    BrandonF44
    BrandonF44

    4 years ago

    I'm not certain about this but I would recommend using a diode in the design somewhere to protect your phone battery from over charging or current flowing back into your phone and possibly shorting it, like I said, I'm not certain and I could be wrong

    0
    TimV64
    TimV64

    Reply 4 years ago

    Yes, you should manage your current flowing. Otherwise, if it is dark, the battery will drain through the solar panel!

    Please read this document to understand how to properly charge your Lithium battery with a solar panel/

    http://www.produktinfo.conrad.com/datenblaetter/550000-574999/553893-an-01-en-CONRAD_LERNPAKET_AKKUS___LADETECHNIKEN.pdf

    0
    RiteshYadav
    RiteshYadav

    4 years ago

    can i use 3 , 1.5v solar cell from road marking light which are used to charge 1 NiMH 800mah battery.

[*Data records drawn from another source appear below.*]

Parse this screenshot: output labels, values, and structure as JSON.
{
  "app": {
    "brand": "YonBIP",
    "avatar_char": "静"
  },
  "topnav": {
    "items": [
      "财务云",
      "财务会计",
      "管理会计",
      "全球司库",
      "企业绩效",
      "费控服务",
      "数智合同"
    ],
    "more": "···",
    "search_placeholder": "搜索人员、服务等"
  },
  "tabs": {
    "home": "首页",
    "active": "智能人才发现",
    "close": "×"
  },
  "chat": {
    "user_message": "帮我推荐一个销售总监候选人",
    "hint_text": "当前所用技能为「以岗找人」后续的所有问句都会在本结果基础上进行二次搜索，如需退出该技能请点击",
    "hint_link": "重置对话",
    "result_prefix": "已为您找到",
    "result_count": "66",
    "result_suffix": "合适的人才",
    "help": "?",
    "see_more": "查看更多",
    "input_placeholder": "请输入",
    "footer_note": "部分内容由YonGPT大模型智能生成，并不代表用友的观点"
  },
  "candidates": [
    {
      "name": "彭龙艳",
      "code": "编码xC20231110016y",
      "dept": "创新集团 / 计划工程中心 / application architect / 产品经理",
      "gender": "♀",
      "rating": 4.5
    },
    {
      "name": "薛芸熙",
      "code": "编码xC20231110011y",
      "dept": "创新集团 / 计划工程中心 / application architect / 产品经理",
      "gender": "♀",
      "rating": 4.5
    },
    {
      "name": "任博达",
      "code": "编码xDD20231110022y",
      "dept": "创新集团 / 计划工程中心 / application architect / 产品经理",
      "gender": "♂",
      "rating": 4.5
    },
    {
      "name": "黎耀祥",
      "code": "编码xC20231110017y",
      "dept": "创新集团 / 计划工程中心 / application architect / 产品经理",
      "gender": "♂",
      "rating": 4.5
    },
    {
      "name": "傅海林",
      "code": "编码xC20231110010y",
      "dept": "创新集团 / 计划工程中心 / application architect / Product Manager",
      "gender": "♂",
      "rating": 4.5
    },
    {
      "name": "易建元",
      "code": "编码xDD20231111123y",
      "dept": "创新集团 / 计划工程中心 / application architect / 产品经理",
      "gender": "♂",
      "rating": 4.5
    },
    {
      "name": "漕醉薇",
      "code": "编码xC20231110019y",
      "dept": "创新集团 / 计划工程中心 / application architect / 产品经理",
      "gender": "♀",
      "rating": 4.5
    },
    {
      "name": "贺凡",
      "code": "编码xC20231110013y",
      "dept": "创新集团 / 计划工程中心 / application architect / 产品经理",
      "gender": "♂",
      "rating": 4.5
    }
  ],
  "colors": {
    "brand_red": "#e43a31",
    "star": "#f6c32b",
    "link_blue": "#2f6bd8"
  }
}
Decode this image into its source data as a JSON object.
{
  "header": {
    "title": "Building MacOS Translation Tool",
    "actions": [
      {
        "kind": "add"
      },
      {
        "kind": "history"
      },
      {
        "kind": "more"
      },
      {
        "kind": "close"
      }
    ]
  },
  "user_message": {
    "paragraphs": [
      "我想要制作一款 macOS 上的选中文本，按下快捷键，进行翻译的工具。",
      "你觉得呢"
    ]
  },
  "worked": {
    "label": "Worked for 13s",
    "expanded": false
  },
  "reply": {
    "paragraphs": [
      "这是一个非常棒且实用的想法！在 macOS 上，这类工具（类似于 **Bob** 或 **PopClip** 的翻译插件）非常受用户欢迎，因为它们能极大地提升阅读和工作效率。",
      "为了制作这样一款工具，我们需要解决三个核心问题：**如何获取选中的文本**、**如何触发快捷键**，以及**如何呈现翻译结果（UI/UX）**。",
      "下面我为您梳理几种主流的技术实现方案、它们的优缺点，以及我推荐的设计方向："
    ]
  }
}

    Plz reply fast.

    0
    TimV64
    TimV64

    Reply 4 years ago

    Yes you could, please look here how to PROPERLY wire a solar panel and add a recharge module on your NiMH

    http://www.produktinfo.conrad.com/datenblaetter/550000-574999/553893-an-01-en-CONRAD_LERNPAKET_AKKUS___LADETECHNIKEN.pdf

    0
    AakibH
    AakibH

    4 years ago

    where i can download PDF of this project ?